[This post has been updated as of 1:23 pm on October 13, 2004.]
In "My Stance, and I'm Sticking With It," Michael Blowhard wonders whether staying home on election day would send a message to the political classes:
I have to admit that what I'm really hoping to see is the nonvoting percentage of the electorate grow so huge that the political class is forced to ask themselves if maybe, just maybe, they're doing something wrong. If only dramatically tumbling CD sales can shake up the music business, perhaps only nose-diving voter-participation figures can wake up our political class. Too bad we aren't offered a "none of the above" option in the voting booth -- a reform I'd genuinely like to see enacted.I think staying home would send a message to the political parties: Your strategy is working.
Apart from the presidential race and the odd Senate race, through the magic of gerrymandering, the web of campaign finance "reform" laws and the crazy patchwork quilt of ballot access laws, our two main political parties have done all they can to ensure that most of our elections aren't competitive. (See "Suppose They Gave an Election and Nobody Came?"). So if we all stayed home, we'd just be doing our part to implement their strategy of rendering elections obsolete.
I've thought about this and believe I have hit upon the answer. I'm going to form a new political party called the "None of the Above" party. Our simple non-partisan platform will consist solely of doing anything we can to attack the anti-democratic laws, policies and procedures utilized by the Democrats and Republicans to maintain their oligopoly.

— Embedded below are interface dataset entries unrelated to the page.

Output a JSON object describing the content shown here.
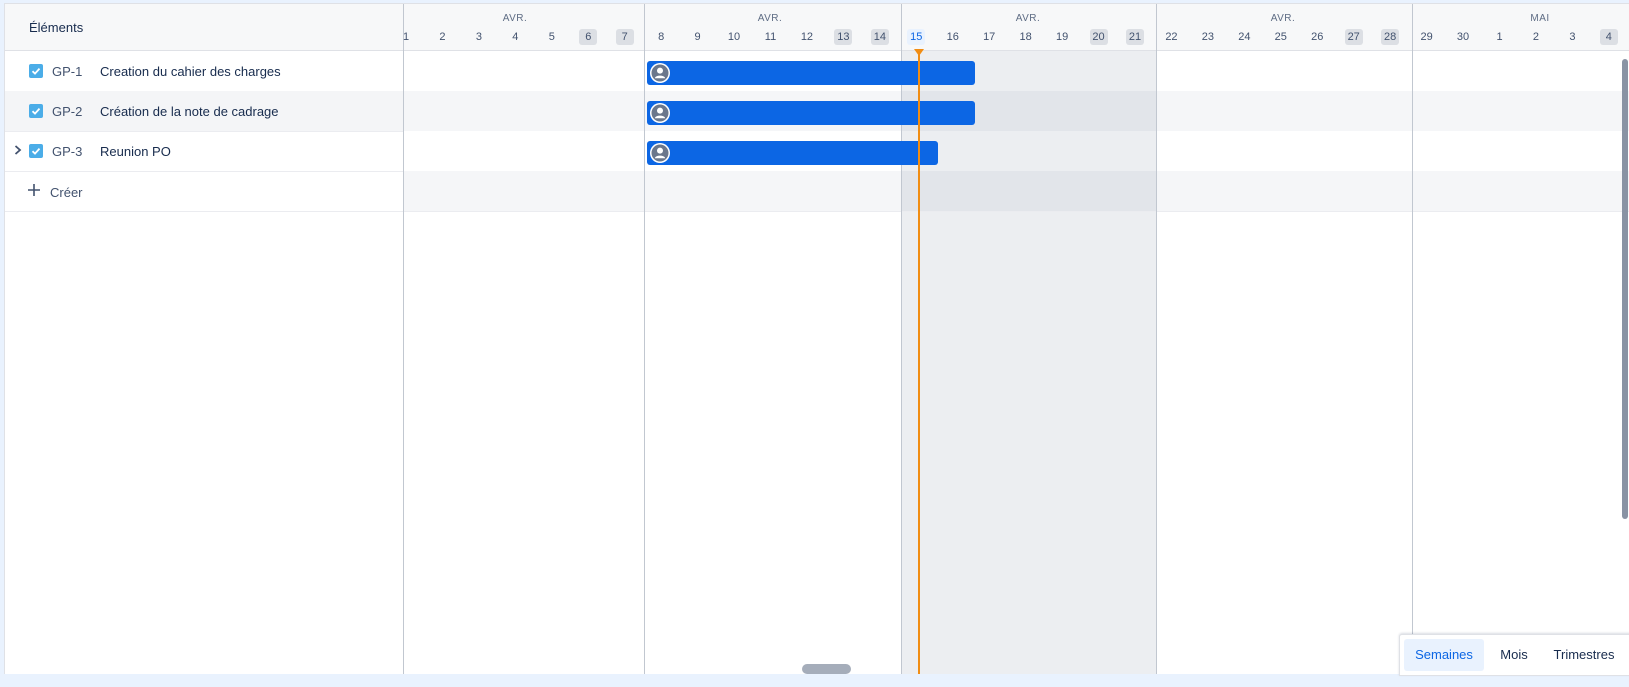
{
  "left_panel": {
    "header_label": "Éléments",
    "items": [
      {
        "key": "GP-1",
        "summary": "Creation du cahier des charges",
        "expandable": false
      },
      {
        "key": "GP-2",
        "summary": "Création de la note de cadrage",
        "expandable": false
      },
      {
        "key": "GP-3",
        "summary": "Reunion PO",
        "expandable": true
      }
    ],
    "create_label": "Créer"
  },
  "timeline": {
    "months": [
      "AVR.",
      "AVR.",
      "AVR.",
      "AVR.",
      "MAI"
    ],
    "days": [
      "1",
      "2",
      "3",
      "4",
      "5",
      "6",
      "7",
      "8",
      "9",
      "10",
      "11",
      "12",
      "13",
      "14",
      "15",
      "16",
      "17",
      "18",
      "19",
      "20",
      "21",
      "22",
      "23",
      "24",
      "25",
      "26",
      "27",
      "28",
      "29",
      "30",
      "1",
      "2",
      "3",
      "4"
    ],
    "weekend_days": [
      "6",
      "7",
      "13",
      "14",
      "20",
      "21",
      "27",
      "28",
      "4"
    ],
    "today": "15",
    "bars": [
      {
        "key": "GP-1",
        "start": "Apr 8",
        "end": "Apr 16"
      },
      {
        "key": "GP-2",
        "start": "Apr 8",
        "end": "Apr 16"
      },
      {
        "key": "GP-3",
        "start": "Apr 8",
        "end": "Apr 15"
      }
    ]
  },
  "view_switcher": {
    "options": [
      "Semaines",
      "Mois",
      "Trimestres"
    ],
    "selected": "Semaines"
  },
  "colors": {
    "bar": "#0c66e4",
    "today_line": "#f18d13",
    "checkbox": "#4bade8",
    "weekend_shade": "#dcdfe4"
  },
  "icons": {
    "checkbox": "task-checkbox-icon",
    "expand": "chevron-right-icon",
    "create": "plus-icon",
    "avatar": "user-avatar-icon"
  }
}
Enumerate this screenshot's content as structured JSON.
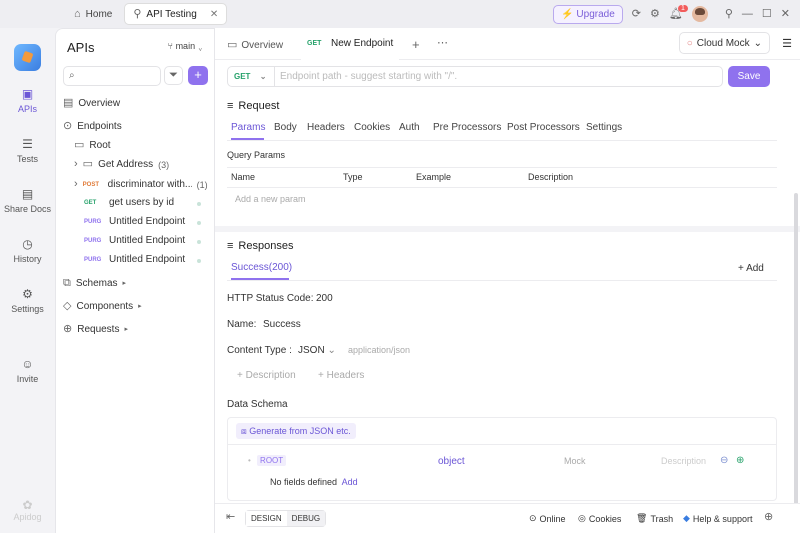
{
  "titlebar": {
    "tabs": [
      {
        "label": "Home",
        "icon": "home-icon"
      },
      {
        "label": "API Testing",
        "icon": "api-icon"
      }
    ],
    "upgrade_label": "Upgrade",
    "notification_count": "1"
  },
  "rail": {
    "items": [
      {
        "label": "APIs",
        "icon": "apis-icon"
      },
      {
        "label": "Tests",
        "icon": "tests-icon"
      },
      {
        "label": "Share Docs",
        "icon": "book-icon"
      },
      {
        "label": "History",
        "icon": "clock-icon"
      },
      {
        "label": "Settings",
        "icon": "gear-icon"
      },
      {
        "label": "Invite",
        "icon": "invite-icon"
      }
    ],
    "brand": "Apidog"
  },
  "sidebar": {
    "title": "APIs",
    "branch": "main",
    "overview": "Overview",
    "endpoints": "Endpoints",
    "root": "Root",
    "folder": {
      "label": "Get Address",
      "count": "(3)"
    },
    "items": [
      {
        "method": "POST",
        "label": "discriminator with...",
        "count": "(1)"
      },
      {
        "method": "GET",
        "label": "get users by id"
      },
      {
        "method": "PURG",
        "label": "Untitled Endpoint"
      },
      {
        "method": "PURG",
        "label": "Untitled Endpoint"
      },
      {
        "method": "PURG",
        "label": "Untitled Endpoint"
      }
    ],
    "schemas": "Schemas",
    "components": "Components",
    "requests": "Requests"
  },
  "main": {
    "tab_overview": "Overview",
    "tab_new_method": "GET",
    "tab_new_label": "New Endpoint",
    "env": "Cloud Mock",
    "url_method": "GET",
    "url_placeholder": "Endpoint path - suggest starting with \"/\".",
    "save_label": "Save",
    "request_title": "Request",
    "request_tabs": [
      "Params",
      "Body",
      "Headers",
      "Cookies",
      "Auth",
      "Pre Processors",
      "Post Processors",
      "Settings"
    ],
    "query_params": "Query Params",
    "columns": [
      "Name",
      "Type",
      "Example",
      "Description"
    ],
    "add_param": "Add a new param",
    "responses_title": "Responses",
    "response_tab": "Success(200)",
    "add_label": "Add",
    "status_label": "HTTP Status Code:",
    "status_value": "200",
    "name_label": "Name:",
    "name_value": "Success",
    "content_type_label": "Content Type :",
    "content_type_value": "JSON",
    "content_type_hint": "application/json",
    "add_description": "Description",
    "add_headers": "Headers",
    "data_schema": "Data Schema",
    "generate_label": "Generate from JSON etc.",
    "root_label": "ROOT",
    "root_type": "object",
    "mock_label": "Mock",
    "description_placeholder": "Description",
    "no_fields": "No fields defined",
    "add_link": "Add"
  },
  "bottombar": {
    "design": "DESIGN",
    "debug": "DEBUG",
    "online": "Online",
    "cookies": "Cookies",
    "trash": "Trash",
    "help": "Help & support"
  },
  "colors": {
    "accent": "#8f72ee",
    "get": "#27a26b",
    "post": "#e07b39"
  }
}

Each election, our vote tallies would help quantify the dissatisfaction I sense many voters feel. It might even send a message to the establishment, though I doubt they'd take it constructively.

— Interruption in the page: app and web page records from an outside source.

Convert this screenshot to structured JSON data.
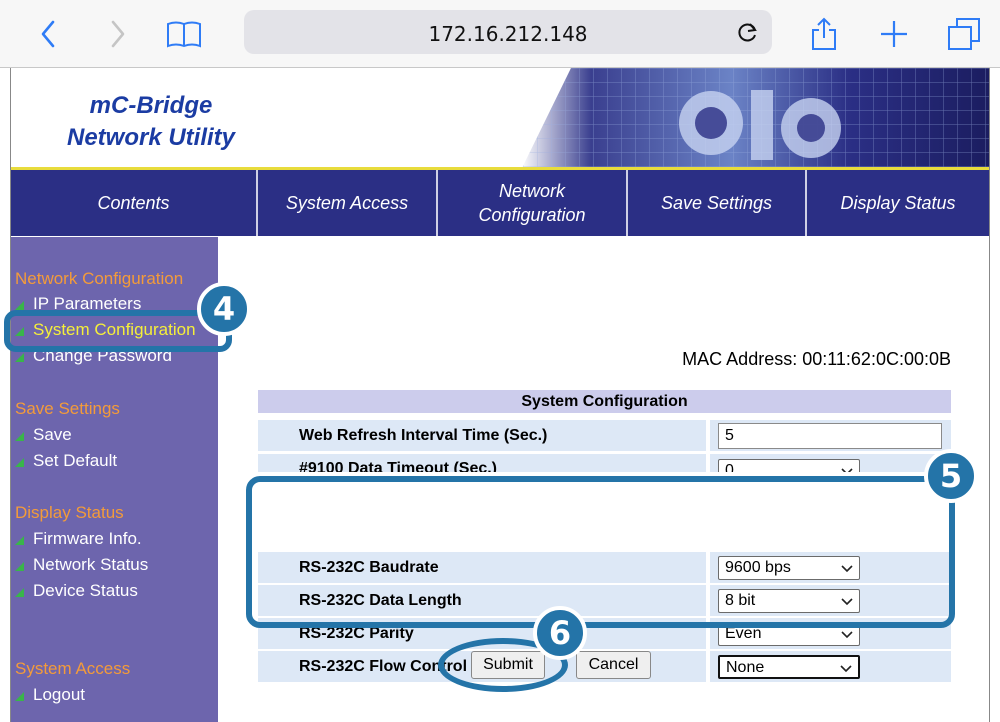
{
  "browser": {
    "url": "172.16.212.148",
    "icons": [
      "back-icon",
      "forward-icon",
      "bookmarks-icon",
      "reload-icon",
      "share-icon",
      "new-tab-icon",
      "tabs-icon"
    ]
  },
  "banner": {
    "title_line1": "mC-Bridge",
    "title_line2": "Network Utility"
  },
  "nav": {
    "items": [
      "Contents",
      "System Access",
      "Network Configuration",
      "Save Settings",
      "Display Status"
    ]
  },
  "sidebar": {
    "sections": [
      {
        "heading": "Network Configuration",
        "items": [
          "IP Parameters",
          "System Configuration",
          "Change Password"
        ]
      },
      {
        "heading": "Save Settings",
        "items": [
          "Save",
          "Set Default"
        ]
      },
      {
        "heading": "Display Status",
        "items": [
          "Firmware Info.",
          "Network Status",
          "Device Status"
        ]
      },
      {
        "heading": "System Access",
        "items": [
          "Logout"
        ]
      }
    ],
    "active_item": "System Configuration"
  },
  "main": {
    "mac_address": "MAC Address: 00:11:62:0C:00:0B",
    "table_title": "System Configuration",
    "rows": [
      {
        "label": "Web Refresh Interval Time (Sec.)",
        "value": "5",
        "kind": "text"
      },
      {
        "label": "#9100 Data Timeout (Sec.)",
        "value": "0",
        "kind": "select"
      },
      {
        "label": "RS-232C Baudrate",
        "value": "9600 bps",
        "kind": "select"
      },
      {
        "label": "RS-232C Data Length",
        "value": "8 bit",
        "kind": "select"
      },
      {
        "label": "RS-232C Parity",
        "value": "Even",
        "kind": "select"
      },
      {
        "label": "RS-232C Flow Control",
        "value": "None",
        "kind": "select"
      }
    ],
    "submit_label": "Submit",
    "cancel_label": "Cancel"
  },
  "callouts": {
    "step4": "4",
    "step5": "5",
    "step6": "6"
  },
  "colors": {
    "accent": "#2f7cf6",
    "nav_bg": "#2b2f85",
    "sidebar_bg": "#6d65ad",
    "callout": "#2474a8",
    "sidebar_heading": "#f39b3a",
    "active_item": "#f5ef3a"
  }
}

Meanwhile, we'd plug along, implementing our platform wherever we could. As we succeed in opening up elections in particular jurisdictions, I expect our party members in those jurisdictions would leave us for partisan political parties that more closely match their own preferences.

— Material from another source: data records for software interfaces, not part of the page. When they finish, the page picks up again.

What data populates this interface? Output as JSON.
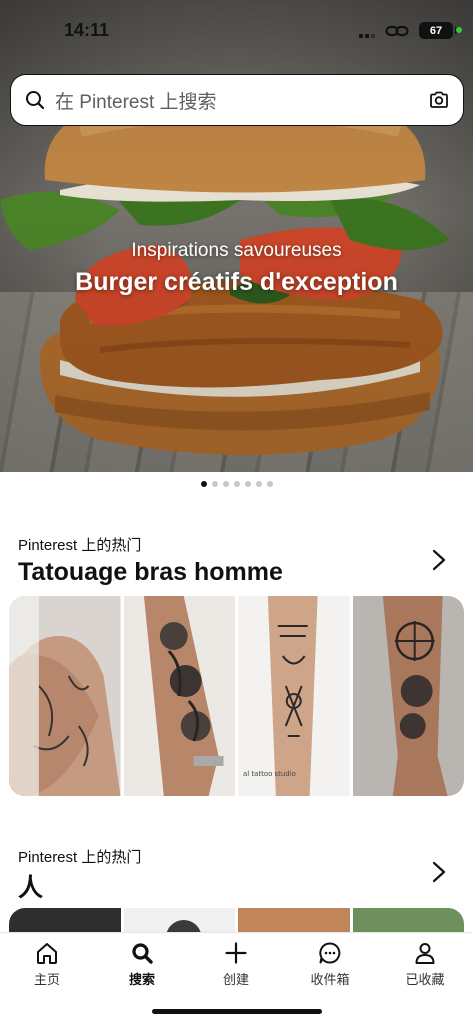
{
  "status_bar": {
    "time": "14:11",
    "battery": "67"
  },
  "search": {
    "placeholder": "在 Pinterest 上搜索"
  },
  "hero": {
    "subtitle": "Inspirations savoureuses",
    "title": "Burger créatifs d'exception",
    "carousel_pages": 7,
    "carousel_active": 0
  },
  "sections": [
    {
      "kicker": "Pinterest 上的热门",
      "title": "Tatouage bras homme"
    },
    {
      "kicker": "Pinterest 上的热门",
      "title": "人"
    }
  ],
  "tattoo_caption": "al tattoo studio",
  "tabs": [
    {
      "label": "主页",
      "icon": "home-icon"
    },
    {
      "label": "搜索",
      "icon": "search-icon",
      "active": true
    },
    {
      "label": "创建",
      "icon": "plus-icon"
    },
    {
      "label": "收件箱",
      "icon": "chat-icon"
    },
    {
      "label": "已收藏",
      "icon": "profile-icon"
    }
  ],
  "colors": {
    "accent": "#111111",
    "placeholder": "#5f5f5f",
    "status_green": "#2ecc40"
  }
}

After all, once you have a true choice, you no longer have any reason to vote None of the Above.
UPDATE: A commenter at 2Blowhards pointed out that "Brewster's Millions," a Richard Pryor movie from the 1980s, used something like this None of the Above idea. If so, I only wonder why no one's thought to implement it yet. We've had 20 years to work out the kinks. And then I found this page advocating a none-of-the-above ballot line item, so I guess someone has thought about implementing it and now I'm left wondering why the hell I bother to post anything if everyone's already thought of everything.